On November 30, 2012, EPA issued a Record of Decision (ROD) for Operable Unit 1 of the USS Lead Site, in which EPA selected a cleanup plan for the residential portion of the site. The selected remedy includes excavation and off-site disposal of soil with lead concentrations exceeding 400 milligrams per kilogram (mg/kg) and arsenic concentrations exceeding 26 mg/kg, to a maximum depth of 2 feet. At industrial or commercial properties, EPA will clean up lead that exceeds 800 mg/kg. EPA estimates that approximately 53% of the properties in the area (roughly 723 of 1,271 properties) will require cleanup.
EPA is currently negotiating with parties that may be potentially responsible for the cleanup and is hoping to reach a settlement with those parties so residential cleanup work can begin.

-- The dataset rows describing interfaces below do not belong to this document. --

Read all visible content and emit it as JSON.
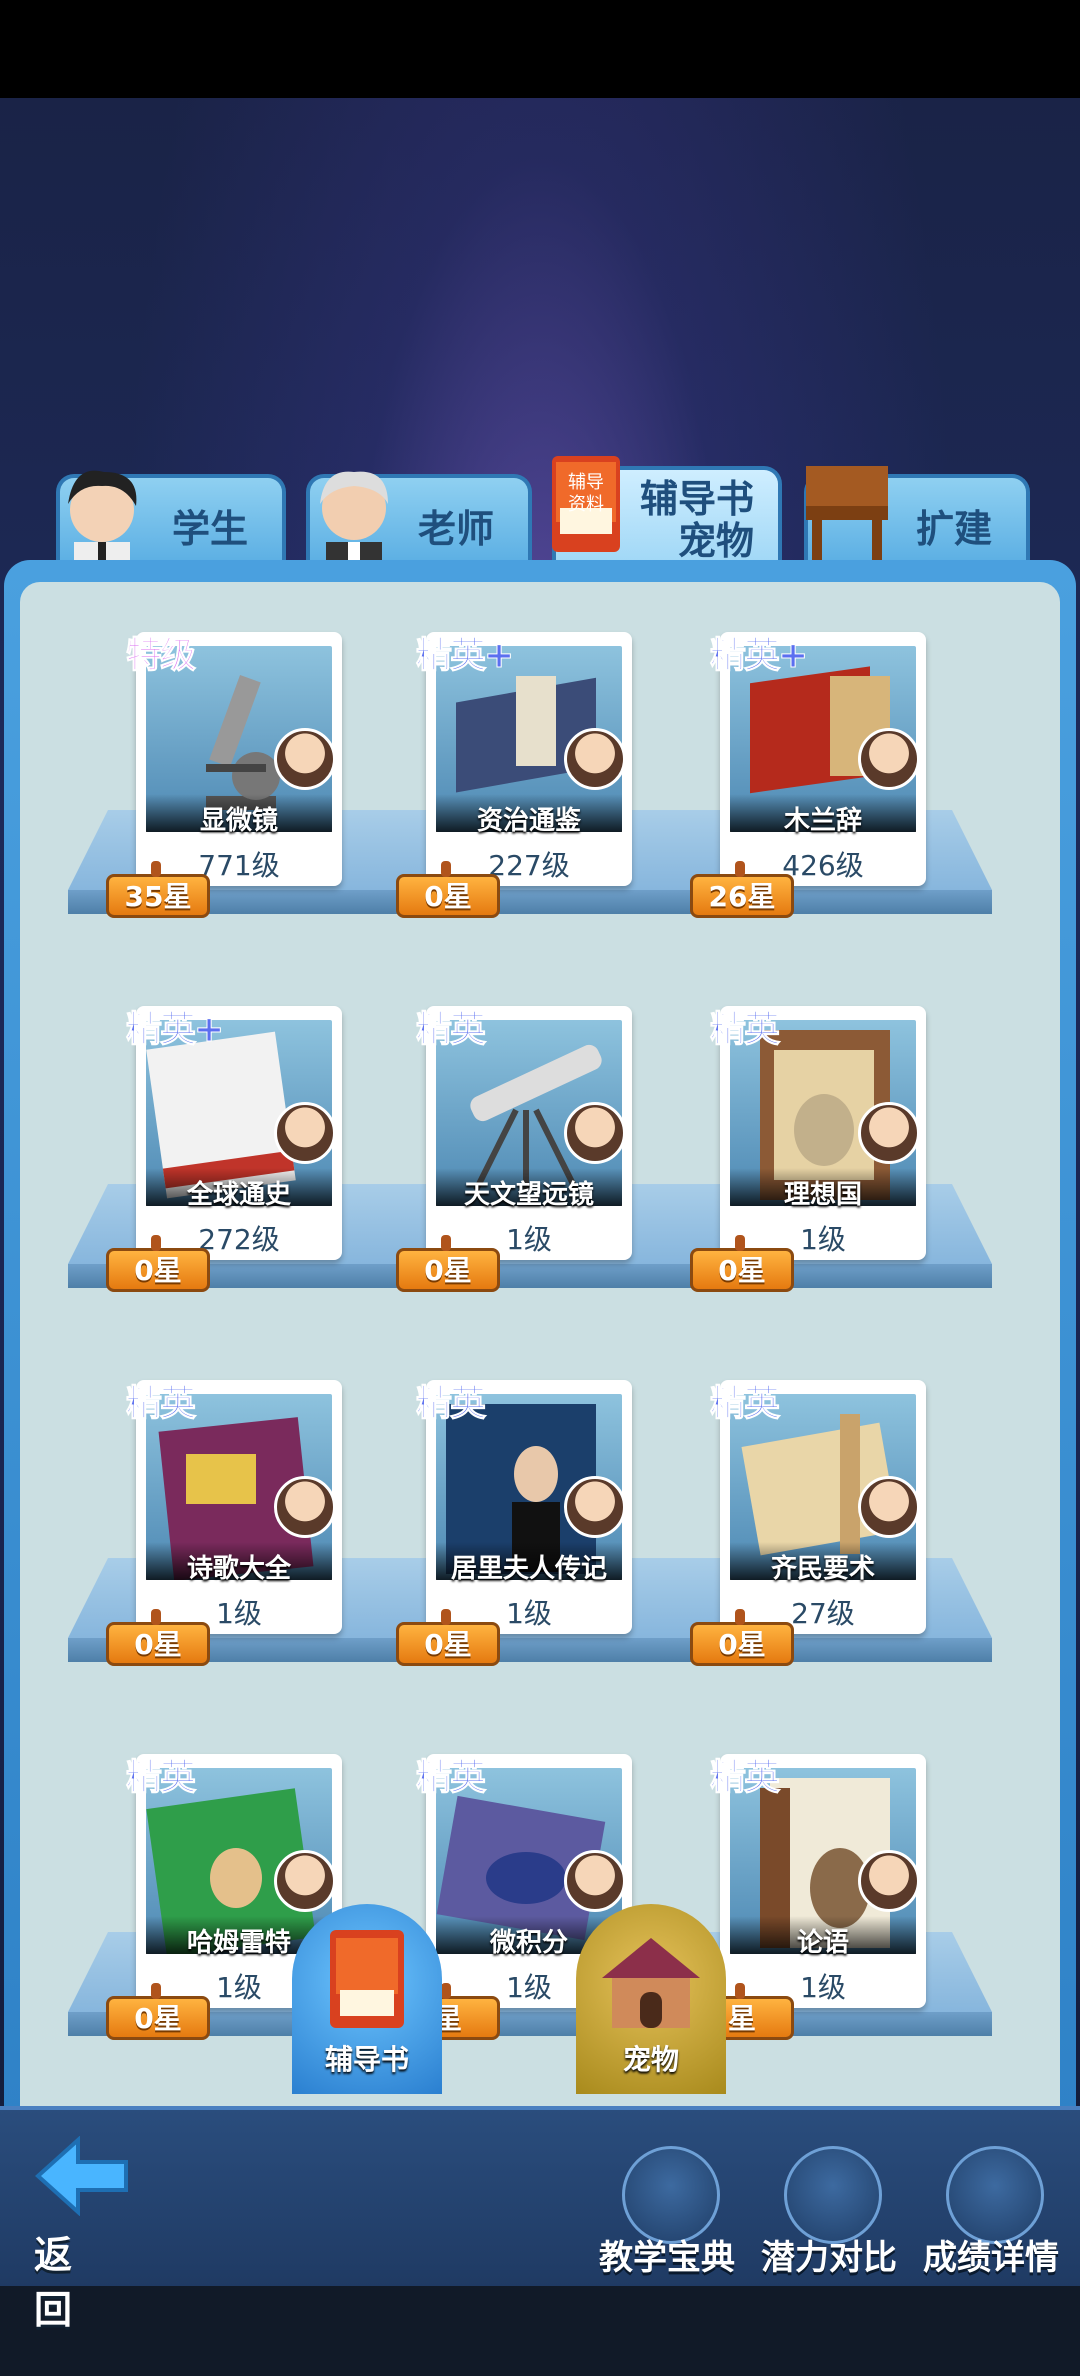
{
  "tabs": [
    {
      "label": "学生"
    },
    {
      "label": "老师"
    },
    {
      "label_line1": "辅导书",
      "label_line2": "宠物"
    },
    {
      "label": "扩建"
    }
  ],
  "items": [
    {
      "grade": "特级",
      "name": "显微镜",
      "level": "771级",
      "stars": "35星"
    },
    {
      "grade": "精英+",
      "name": "资治通鉴",
      "level": "227级",
      "stars": "0星"
    },
    {
      "grade": "精英+",
      "name": "木兰辞",
      "level": "426级",
      "stars": "26星"
    },
    {
      "grade": "精英+",
      "name": "全球通史",
      "level": "272级",
      "stars": "0星"
    },
    {
      "grade": "精英",
      "name": "天文望远镜",
      "level": "1级",
      "stars": "0星"
    },
    {
      "grade": "精英",
      "name": "理想国",
      "level": "1级",
      "stars": "0星"
    },
    {
      "grade": "精英",
      "name": "诗歌大全",
      "level": "1级",
      "stars": "0星"
    },
    {
      "grade": "精英",
      "name": "居里夫人传记",
      "level": "1级",
      "stars": "0星"
    },
    {
      "grade": "精英",
      "name": "齐民要术",
      "level": "27级",
      "stars": "0星"
    },
    {
      "grade": "精英",
      "name": "哈姆雷特",
      "level": "1级",
      "stars": "0星"
    },
    {
      "grade": "精英",
      "name": "微积分",
      "level": "1级",
      "stars": "星"
    },
    {
      "grade": "精英",
      "name": "论语",
      "level": "1级",
      "stars": "星"
    }
  ],
  "float_buttons": {
    "books": "辅导书",
    "pets": "宠物"
  },
  "bottom": {
    "back": "返 回",
    "tools": [
      "教学宝典",
      "潜力对比",
      "成绩详情"
    ]
  },
  "colors": {
    "accent": "#2f82c7",
    "star_tag": "#f39a20",
    "elite": "#5b6ff0",
    "special": "#d96cf0"
  }
}
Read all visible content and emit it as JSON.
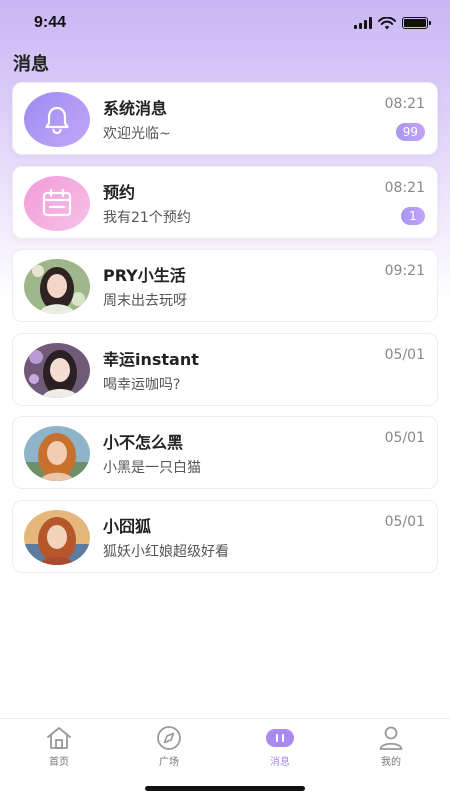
{
  "status_bar": {
    "time": "9:44"
  },
  "header": {
    "title": "消息"
  },
  "messages": [
    {
      "name": "系统消息",
      "preview": "欢迎光临~",
      "time": "08:21",
      "badge": "99",
      "icon": "bell-icon"
    },
    {
      "name": "预约",
      "preview": "我有21个预约",
      "time": "08:21",
      "badge": "1",
      "icon": "calendar-icon"
    },
    {
      "name": "PRY小生活",
      "preview": "周末出去玩呀",
      "time": "09:21"
    },
    {
      "name": "幸运instant",
      "preview": "喝幸运咖吗?",
      "time": "05/01"
    },
    {
      "name": "小不怎么黑",
      "preview": "小黑是一只白猫",
      "time": "05/01"
    },
    {
      "name": "小囧狐",
      "preview": "狐妖小红娘超级好看",
      "time": "05/01"
    }
  ],
  "tabbar": {
    "tabs": [
      {
        "label": "首页",
        "icon": "home-icon"
      },
      {
        "label": "广场",
        "icon": "compass-icon"
      },
      {
        "label": "消息",
        "icon": "chat-icon",
        "active": true
      },
      {
        "label": "我的",
        "icon": "user-icon"
      }
    ]
  },
  "colors": {
    "accent": "#a88af0",
    "badge_start": "#a996f4",
    "badge_end": "#c5a3f6",
    "header_gradient_top": "#c9b6f5"
  }
}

EPA worked with the East Chicago government to gain access to the residential properties within the site area. EPA held a number of public meetings during the pre-remedial work for USS Lead (before the site was placed on the National Priorities List) and will hold more meetings throughout the Superfund process.
EPA released the Proposed Plan for Operable Unit 1, the residential area, for public comment on July 12, 2012. At the request of the City of East Chicago, EPA extended the public comment period for 30 additional days until September 12, 2012. EPA held a public meeting in East Chicago on July 25, 2012, to describe the Proposed Plan and answer questions about the different cleanup alternatives. EPA's responses to the public comments are contained in the November 2012 ROD, which is available at the site information repositories.
Since the release of the ROD, EPA has been in regular communication with the City of East Chicago, which is looking to redevelop portions of OU1 as part of their city-wide revitalization efforts. EPA is committed to coordinating its cleanup work with the city's redevelopment efforts so that the two projects can proceed efficiently.
Property ReuseThe former USS Lead facility is not in reuse. Areas north of the facility are in residential use.
ContactsRemedial Project Manager, U.S. EPA
michael berkoff (firstname.lastname@example.org)
Community Involvement Coordinator, U.S. EPA
AliasesU.S. SMELTER & LEAD REFINERY INC.
U.S. SMELTER AND LEAD REFINERY, INC